    You can download the Five Year Review from the USFWS Mexican wolf website at
    (It is a huge document!)

  8. Jean Ossorio says:

    According to an article by Tania Soussan in the print edition of today’s Albuquerque Journal, government officials killed M859 on Wednesday.

    His death brings to eight the number of endangered Mexican wolves killed by project personnel for livestock conflicts. Five wolves have been lethally removed in 2006 alone, including Hon Dah AM578, Saddle M864, Nantac AM993, Nantac AF873, and now, lone wolf M859. F924, who had been traveling with M859, was trapped and removed earlier this month as a result of her involvement in the recent depredations.

    In addition, a total of eight wolves from the Hon Dah pack, including the alpha female, one yearling, and six pups died in captivity shortly after being recaptured as a result of conflicts with cattle. One additional Hon Dah pup remained in the wild, but is presumed dead because it was too young to survive on its own when its mother was captured. Another Hon Dah yearling was also captured and remains in captivity.

    The grand total of endangered lobos removed, either lethally or by trapping, for livestock conflicts this year is up to at least 19. In addition, one wolf was killed by a vehicle (F487), another was found dead of human related causes that are still under investigation (Meridian AF838), and three more died from causes that are currently unknown (Meridian pup m1029, Bluestem AM507, and San Mateo M927).

    At the beginning of 2006 the estimated population of Mexican wolves in the wild was between 35 and 49 animals. Clearly, the loss of 24 animals represents yet another major setback in this beleaguered reintroduction program.

    Michael Robinson, in a press release posted on the web site of the Center for Biological Diversity, points out that M859 scavenged on livestock in early 2005, prior to killing cattle himself.

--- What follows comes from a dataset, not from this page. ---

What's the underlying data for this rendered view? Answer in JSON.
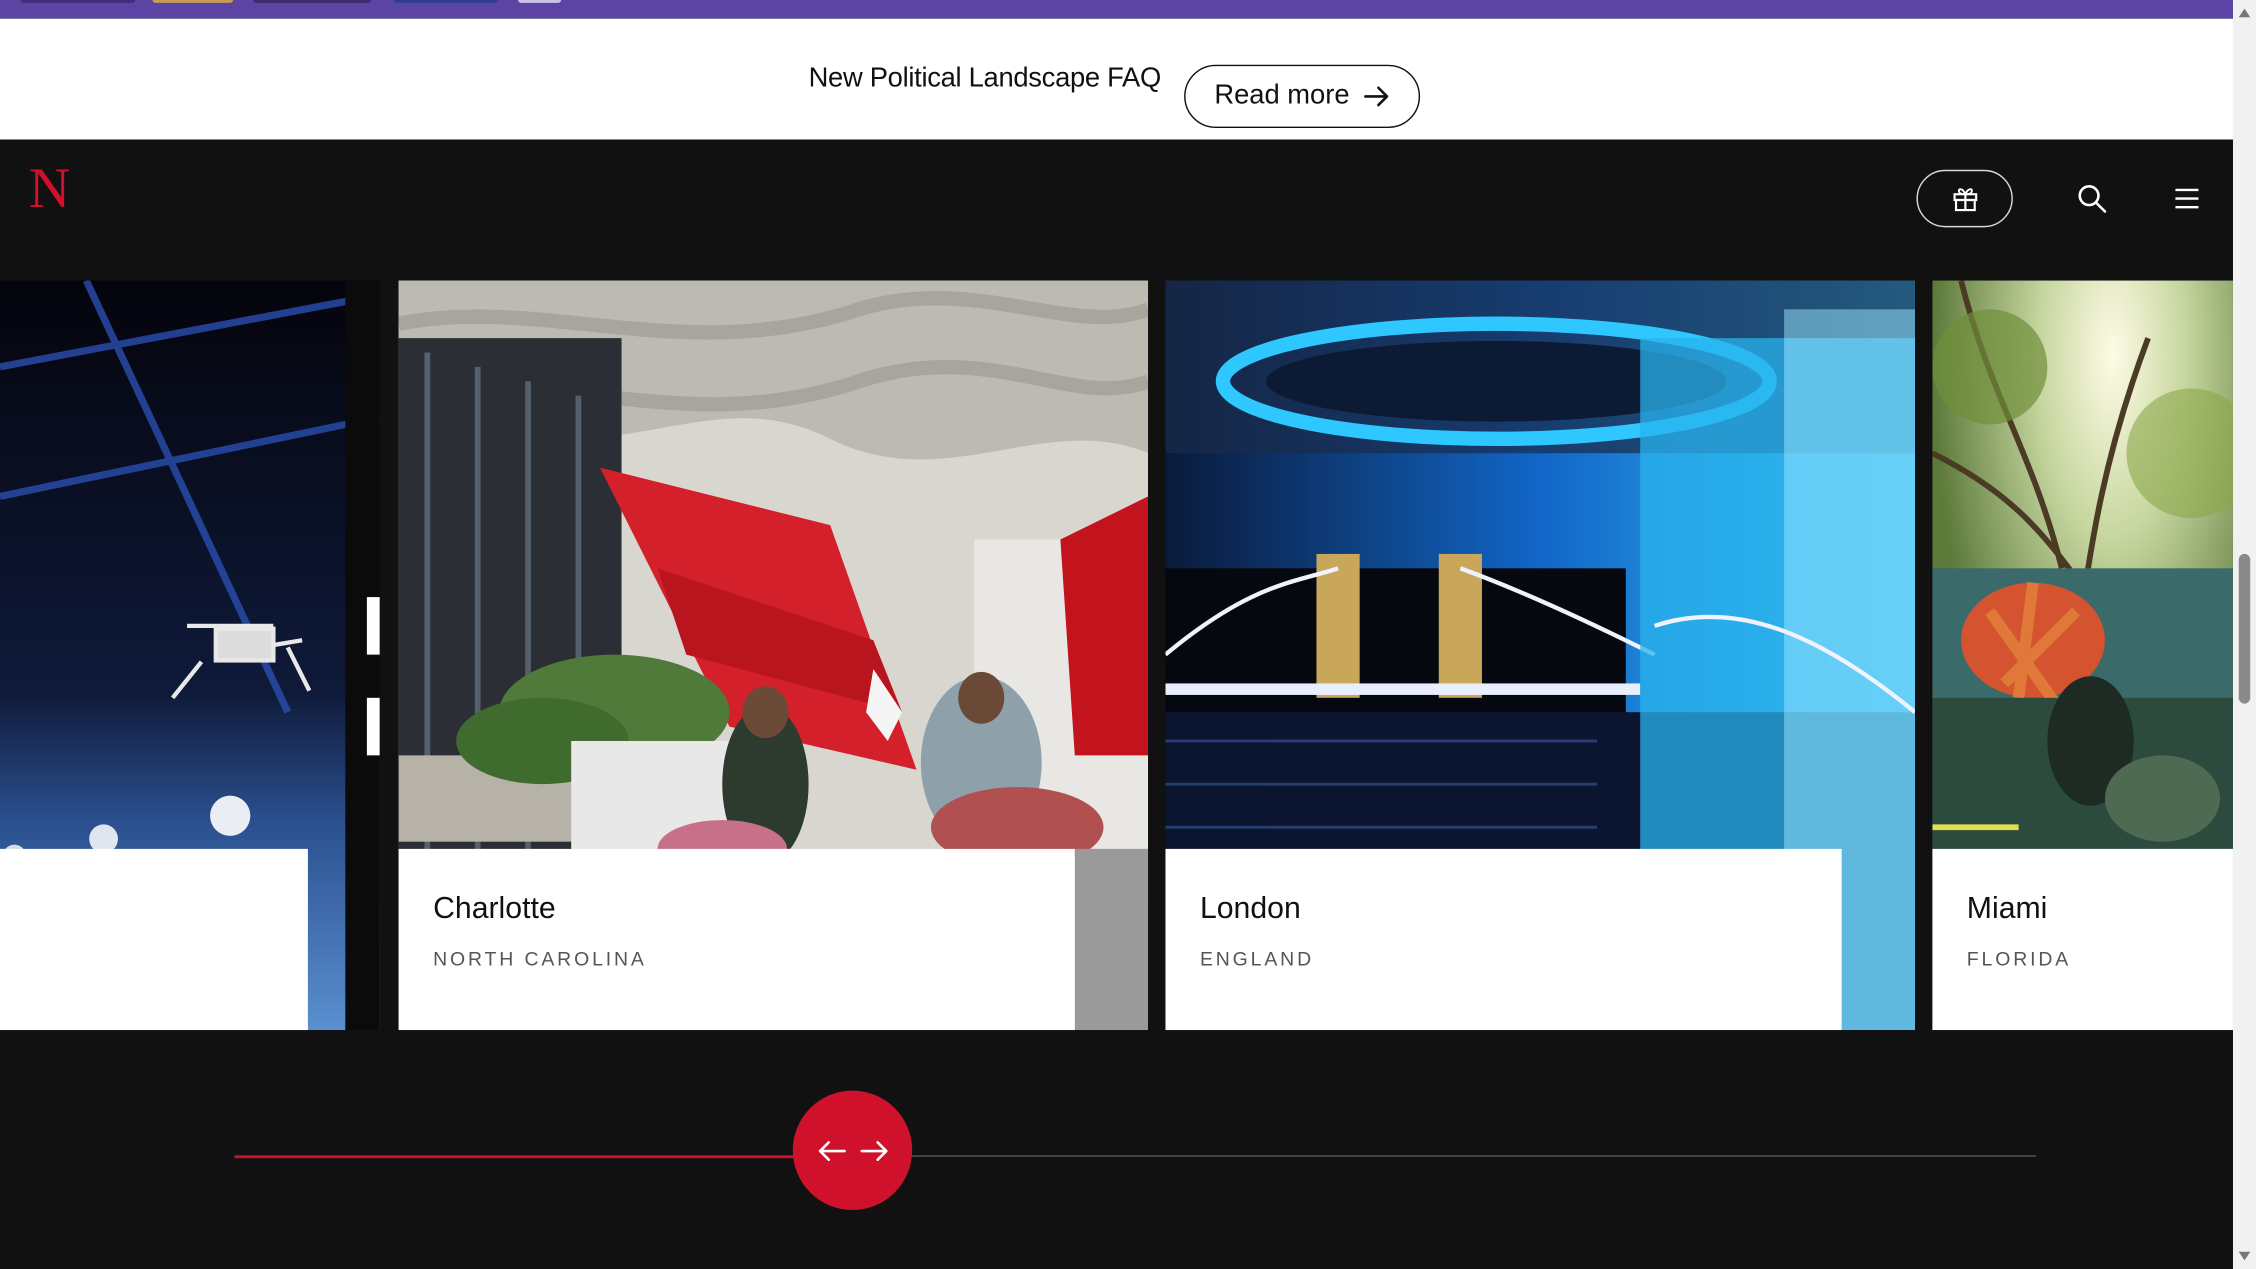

In the 2001 Three Year Review report on the project, independent scientists recommended that public lands ranchers take some responsibility for carcass removal or treatment when cattle die of causes other than wolf depredation, in order to prevent habituation of wolves to eating and killing cows. No action has been taken on that recommendation.


  9. Jean Ossorio says:

    According to an article by Tania Soussan in today’s print edition of the Albuquerque Journal, M859 was killed by government personnel on Wednesday. His death brings the total number of Mexican wolves shot by the government in predator control actions to eight, with five of them occurring this year.

    A press release from Michael Robinson of the Center for Biological Diversity indicates that M859 scavenged on livestock he didn’t kill in early 2005, before killing any cattle himself.

  10. robert says:

    The Current wolf report from the ADGF gives us promising news. As of this month the wolf population is just over 60 in the wild. Thanks to the survival of several wolf pups born in the wild the paks are getting bigger and we are getting more true wild wolves. As I like to imphasize, slow is better than fast. With time the project will get bigger and better. Let’s be patient and focus on this than all the negative stuff. We already know how the ranchers and others feel about these issue, lets move on. I myself, personally get tired of hearing about this stuff and I try to focus on the positive. Anyways that’s me, fill free to expess youselves. Headed up to Alpine and to the Gila hope to get some sitings. Thanks to the ADGF for the great work they are doing!


November 2006


‎"At some point we must draw a line across the ground of our home and our being, drive a spear into the land and say to the bulldozers, earthmovers, government and corporations, “thus far and no further.” If we do not, we shall later feel, instead of pride, the regret of Thoreau, that good but overly-bookish man, who wrote, near the end of his life, “If I repent of anything it is likely to be my good behaviour."

~ Edward Abbey